Evan Wood has come up with a surefire way to ensure originality: let the customers supply the materials
Evan Wood's work can be found around town, including the sconces at Capitol boutique.
Evan Wood uses antiques, such as this piece of wrought iron, to create artistic and stylish lighting.
Evan Wood has a knack for making the old new again. He often gives new life to antiques or uses unconventional objects to create distinctive lamps. "Clients might have something they brought back from Europe, or something they found at a flea market that they want incorporated into a piece," says Wood, owner of Charlotte-based Chandelier & Light. "The more unusual the better."
In one instance, an old fish trap, of all things, served as artistic inspiration. "It was the kind that sits at the bottom of a pond," says Wood. "I cut it up and made two chandeliers out of it."
The quality and uniqueness of each finished product has paid off in a steady stream of business. "When I started, I probably walked twenty miles putting out door fliers," says Wood. "I also sent mailers to all of the interior decorators, electricians, and antique dealers in the phone book. But ever since then, it's been word of mouth."
Examples of his handiwork can be found around the city: a chandelier at Pizza Peel, sconces in Capitol's dressing rooms, and fixtures in NASCAR driver Jimmie Johnson's motor coach.
Chandelier & Light, which is run from a workshop in Wood's home, caters primarily to interior designers and antiques dealers, but Wood estimates about a quarter of his business comes from homeowners.

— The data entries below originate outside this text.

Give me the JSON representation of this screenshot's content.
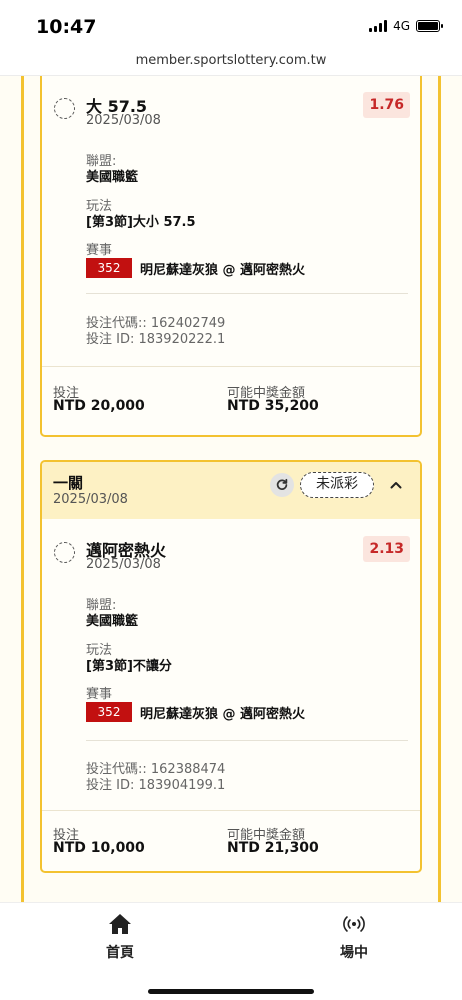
{
  "status_bar": {
    "time": "10:47",
    "network": "4G"
  },
  "browser": {
    "url": "member.sportslottery.com.tw"
  },
  "bets": [
    {
      "selection": "大 57.5",
      "selection_date": "2025/03/08",
      "odds": "1.76",
      "league_label": "聯盟:",
      "league": "美國職籃",
      "play_label": "玩法",
      "play": "[第3節]大小 57.5",
      "event_label": "賽事",
      "event_no": "352",
      "event_name": "明尼蘇達灰狼 @ 邁阿密熱火",
      "bet_code_line": "投注代碼:: 162402749",
      "bet_id_line": "投注 ID: 183920222.1",
      "stake_label": "投注",
      "stake": "NTD 20,000",
      "payout_label": "可能中獎金額",
      "payout": "NTD 35,200"
    },
    {
      "header_title": "一關",
      "header_date": "2025/03/08",
      "status": "未派彩",
      "selection": "邁阿密熱火",
      "selection_date": "2025/03/08",
      "odds": "2.13",
      "league_label": "聯盟:",
      "league": "美國職籃",
      "play_label": "玩法",
      "play": "[第3節]不讓分",
      "event_label": "賽事",
      "event_no": "352",
      "event_name": "明尼蘇達灰狼 @ 邁阿密熱火",
      "bet_code_line": "投注代碼:: 162388474",
      "bet_id_line": "投注 ID: 183904199.1",
      "stake_label": "投注",
      "stake": "NTD 10,000",
      "payout_label": "可能中獎金額",
      "payout": "NTD 21,300"
    }
  ],
  "bottom_nav": [
    {
      "label": "首頁",
      "icon": "home-icon"
    },
    {
      "label": "場中",
      "icon": "live-broadcast-icon"
    }
  ],
  "colors": {
    "accent": "#f3c230",
    "odds": "#c62828",
    "event_badge": "#c21010",
    "card_header": "#fdf1c4"
  }
}
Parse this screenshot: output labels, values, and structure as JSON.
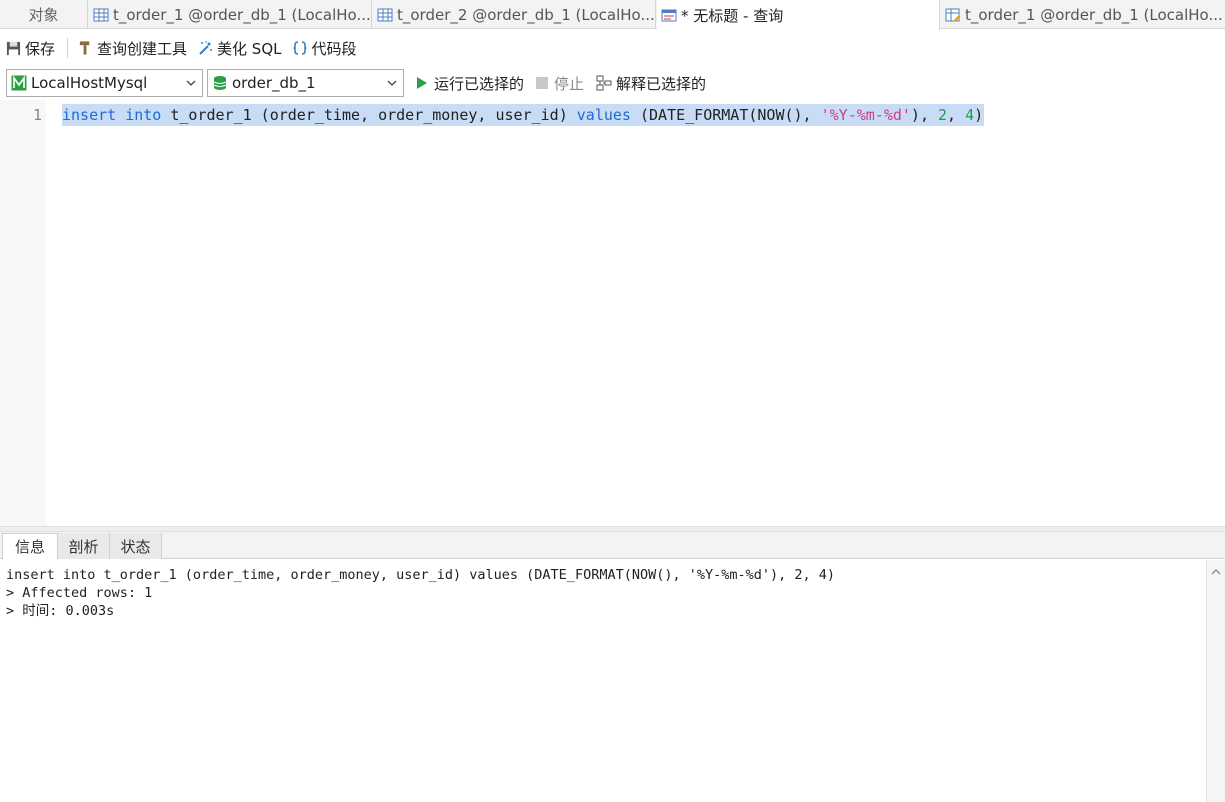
{
  "tabs": {
    "objects": "对象",
    "items": [
      {
        "label": "t_order_1 @order_db_1 (LocalHo..."
      },
      {
        "label": "t_order_2 @order_db_1 (LocalHo..."
      },
      {
        "label": "* 无标题 - 查询"
      },
      {
        "label": "t_order_1 @order_db_1 (LocalHo..."
      }
    ]
  },
  "toolbar": {
    "save": "保存",
    "query_builder": "查询创建工具",
    "beautify": "美化 SQL",
    "snippet": "代码段"
  },
  "connection": {
    "server": "LocalHostMysql",
    "database": "order_db_1",
    "run": "运行已选择的",
    "stop": "停止",
    "explain": "解释已选择的"
  },
  "editor": {
    "line_number": "1",
    "tokens": {
      "t1": "insert",
      "t2": " ",
      "t3": "into",
      "t4": " t_order_1 (order_time, order_money, user_id) ",
      "t5": "values",
      "t6": " (DATE_FORMAT(NOW(), ",
      "t7": "'%Y-%m-%d'",
      "t8": "), ",
      "t9": "2",
      "t10": ", ",
      "t11": "4",
      "t12": ")"
    }
  },
  "result_tabs": [
    "信息",
    "剖析",
    "状态"
  ],
  "output": {
    "lines": [
      "insert into t_order_1 (order_time, order_money, user_id) values (DATE_FORMAT(NOW(), '%Y-%m-%d'), 2, 4)",
      "> Affected rows: 1",
      "> 时间: 0.003s"
    ]
  }
}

In addition to crafting one-of-a-kind lamps, Wood does wiring and lighting repairs and creates custom light fixtures. "I love the challenge of the work," says Wood. "I love to come across something I've never seen before or never had to think about before, and figure out how to get it back to the way it used to be."
Wood launched Chandelier & Light in 1993, just after graduating from UNC-Charlotte with a degree in mechanical engineering. That background coupled with an interest in artistic detail and design proved to be a winning combination in a rapidly changing city.
"In the beginning, it was like the perfect storm—in a good way," he says. "Charlotte was ideal because of all the building and expansion that was happening."
The variety of the work keeps him going, even in a sluggish economic climate. "I get excited about anything new that comes along, and there are always new things coming," says Wood.
See page 50 for more information about Chandelier & Light.